FCC proposal would make it easier for smartphones to link to satellites
More carriers could use satellites to provide coverage in remote areas.
Satellite-to-phone service is only just getting started, and the Federal Communications Commission (FCC) wants to give a boost. The regulator is proposing rules that would make it easier for phone carriers and satellite operators to provide coverage in remote and underserved areas. Under the plan, satellite companies teaming with cellular providers could get FCC permission to operate on some licensed, flexible wireless spectrum normally reserved for ground-based service.
Operators would have to meet certain requirements. They'd have to use non-geostationary orbit satellites, and get leases from terrestrial spectrum owners in a given area. After that, though, they could provide outdoor service even in areas where cellphones are completely non-functional.
Few devices support satellite connections so far. Apple's iPhone 14 family can use satellites to send emergency messages. Qualcomm's Snapdragon Satellite enables texting off the grid, but only for Android phones using Snapdragon systems-on-chip and the X70 modem. It won't arrive until the second half of 2023, however. Carrier partnerships also won't kick off in earnest until T-Mobile and SpaceX roll out their Starlink-based collaboration. Testing for that begins later this year, although it should work with both standard texting as well as some messaging apps.
The technology usually depends on line of sight to a satellite, and the limited bandwidth of existing solutions makes them impractical for significant data transfers. However, they can help you reach first responders during a hike or confirm your arrival at a camp site in the wilderness. Eventually, the hope is to use satellites for general data.
The FCC is looking for public input on how the satellite-to-cell rules would bolster access to 911 and Wireless Emergency Alerts. The agency is also exploring whether or not it can apply the framework to other purposes, regions and wireless bands.

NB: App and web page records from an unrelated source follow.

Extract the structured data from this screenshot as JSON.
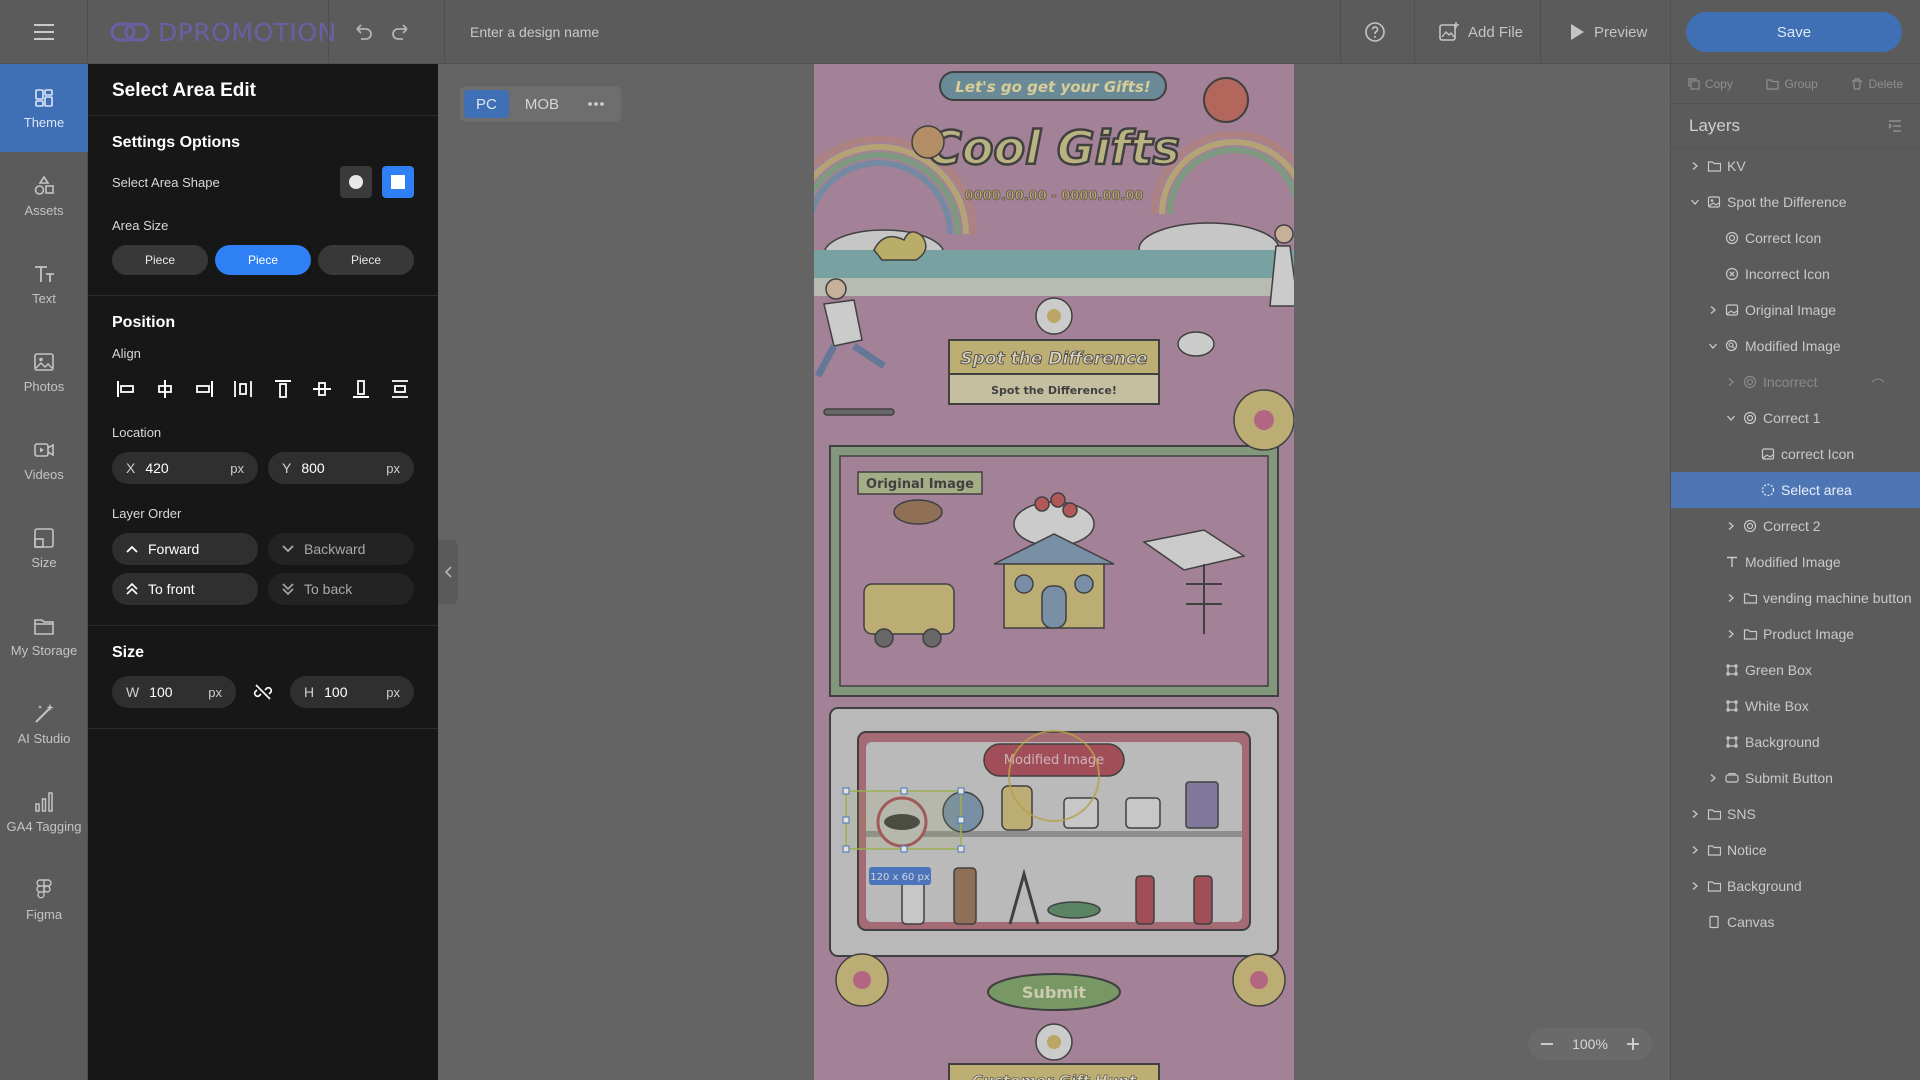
{
  "app": {
    "brand": "DPROMOTION",
    "design_name_placeholder": "Enter a design name",
    "add_file": "Add File",
    "preview": "Preview",
    "save": "Save"
  },
  "nav": [
    {
      "label": "Theme",
      "icon": "theme-icon",
      "active": true
    },
    {
      "label": "Assets",
      "icon": "assets-icon"
    },
    {
      "label": "Text",
      "icon": "text-icon"
    },
    {
      "label": "Photos",
      "icon": "photos-icon"
    },
    {
      "label": "Videos",
      "icon": "videos-icon"
    },
    {
      "label": "Size",
      "icon": "size-icon"
    },
    {
      "label": "My Storage",
      "icon": "folder-icon"
    },
    {
      "label": "AI Studio",
      "icon": "ai-wand-icon"
    },
    {
      "label": "GA4 Tagging",
      "icon": "analytics-icon"
    },
    {
      "label": "Figma",
      "icon": "figma-icon"
    }
  ],
  "panel": {
    "title": "Select Area Edit",
    "settings": {
      "title": "Settings Options",
      "shape_label": "Select Area Shape",
      "area_size_label": "Area Size",
      "size_options": [
        "Piece",
        "Piece",
        "Piece"
      ]
    },
    "position": {
      "title": "Position",
      "align_label": "Align",
      "location_label": "Location",
      "x_key": "X",
      "x_value": "420",
      "y_key": "Y",
      "y_value": "800",
      "unit": "px",
      "layer_order_label": "Layer Order",
      "forward": "Forward",
      "backward": "Backward",
      "to_front": "To front",
      "to_back": "To back"
    },
    "size": {
      "title": "Size",
      "w_key": "W",
      "w_value": "100",
      "h_key": "H",
      "h_value": "100",
      "unit": "px"
    }
  },
  "canvas": {
    "devices": [
      "PC",
      "MOB"
    ],
    "active_device": "PC",
    "zoom": "100%",
    "art": {
      "banner": "Let's go get your Gifts!",
      "headline": "Cool Gifts",
      "date_range": "0000.00.00 - 0000.00.00",
      "spot_title": "Spot the Difference",
      "spot_subtitle": "Spot the Difference!",
      "original_label": "Original Image",
      "modified_label": "Modified Image",
      "selection_size": "120 x 60 px",
      "submit": "Submit",
      "bottom_banner": "Customer Gift Hunt"
    }
  },
  "right": {
    "actions": [
      "Copy",
      "Group",
      "Delete"
    ],
    "layers_title": "Layers",
    "layers": [
      {
        "label": "KV",
        "icon": "folder",
        "indent": 0,
        "chevron": "right"
      },
      {
        "label": "Spot the Difference",
        "icon": "component",
        "indent": 0,
        "chevron": "down"
      },
      {
        "label": "Correct Icon",
        "icon": "target",
        "indent": 1,
        "chevron": "none"
      },
      {
        "label": "Incorrect Icon",
        "icon": "x-circle",
        "indent": 1,
        "chevron": "none"
      },
      {
        "label": "Original Image",
        "icon": "image",
        "indent": 1,
        "chevron": "right"
      },
      {
        "label": "Modified Image",
        "icon": "search-circle",
        "indent": 1,
        "chevron": "down"
      },
      {
        "label": "Incorrect",
        "icon": "target",
        "indent": 2,
        "chevron": "right",
        "faded": true
      },
      {
        "label": "Correct 1",
        "icon": "target",
        "indent": 2,
        "chevron": "down"
      },
      {
        "label": "correct Icon",
        "icon": "image",
        "indent": 3,
        "chevron": "none"
      },
      {
        "label": "Select area",
        "icon": "dashed-circle",
        "indent": 3,
        "chevron": "none",
        "selected": true
      },
      {
        "label": "Correct 2",
        "icon": "target",
        "indent": 2,
        "chevron": "right"
      },
      {
        "label": "Modified Image",
        "icon": "text",
        "indent": 1,
        "chevron": "none"
      },
      {
        "label": "vending machine button",
        "icon": "folder",
        "indent": 2,
        "chevron": "right"
      },
      {
        "label": "Product Image",
        "icon": "folder",
        "indent": 2,
        "chevron": "right"
      },
      {
        "label": "Green Box",
        "icon": "shape",
        "indent": 1,
        "chevron": "none"
      },
      {
        "label": "White Box",
        "icon": "shape",
        "indent": 1,
        "chevron": "none"
      },
      {
        "label": "Background",
        "icon": "shape",
        "indent": 1,
        "chevron": "none"
      },
      {
        "label": "Submit Button",
        "icon": "button",
        "indent": 1,
        "chevron": "right"
      },
      {
        "label": "SNS",
        "icon": "folder",
        "indent": 0,
        "chevron": "right"
      },
      {
        "label": "Notice",
        "icon": "folder",
        "indent": 0,
        "chevron": "right"
      },
      {
        "label": "Background",
        "icon": "folder",
        "indent": 0,
        "chevron": "right"
      },
      {
        "label": "Canvas",
        "icon": "page",
        "indent": 0,
        "chevron": "none"
      }
    ]
  }
}
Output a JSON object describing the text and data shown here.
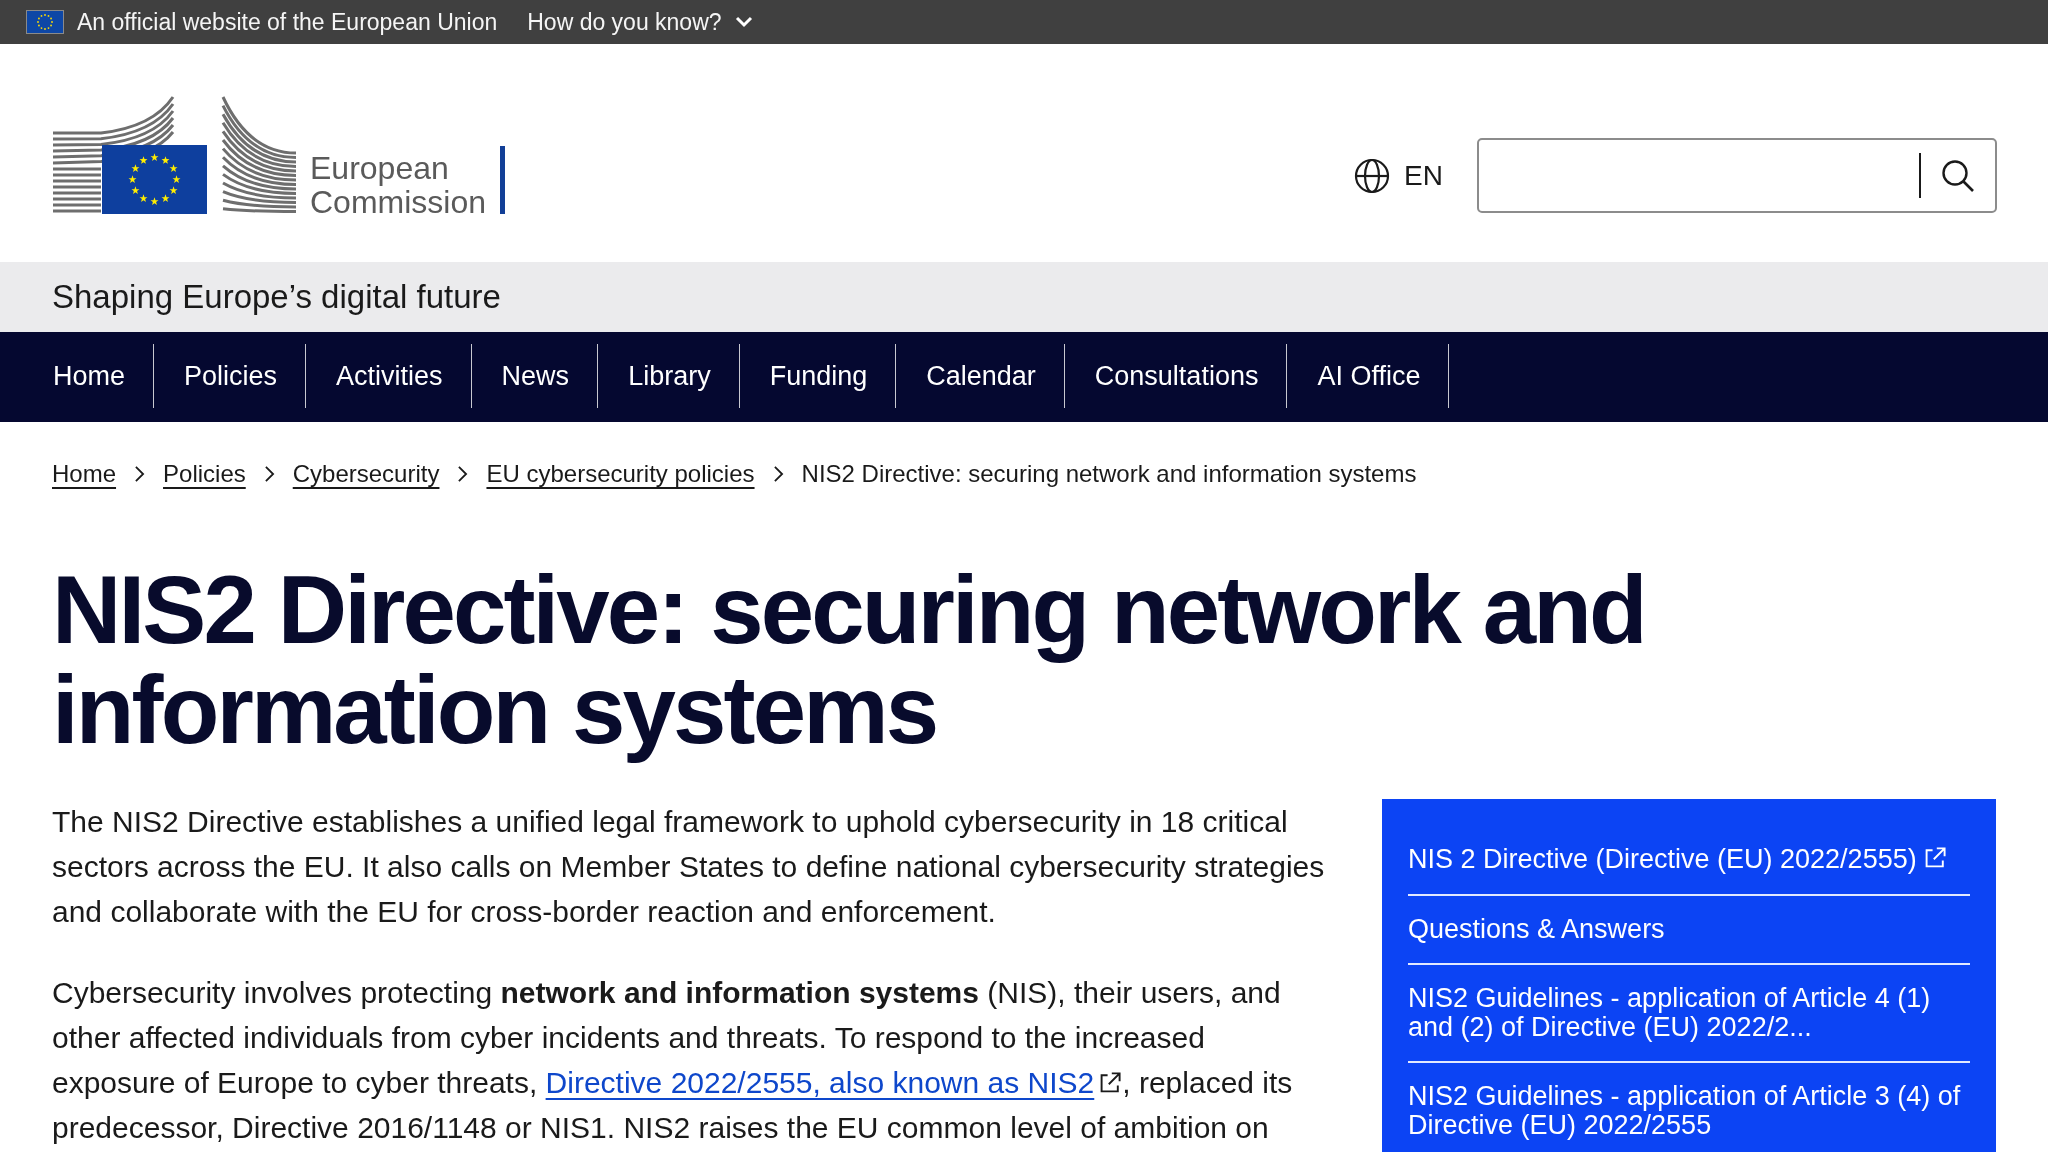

If the proposal moves ahead, though, carriers beyond T-Mobile may have a relatively easy time filling (some) gaps in their networks.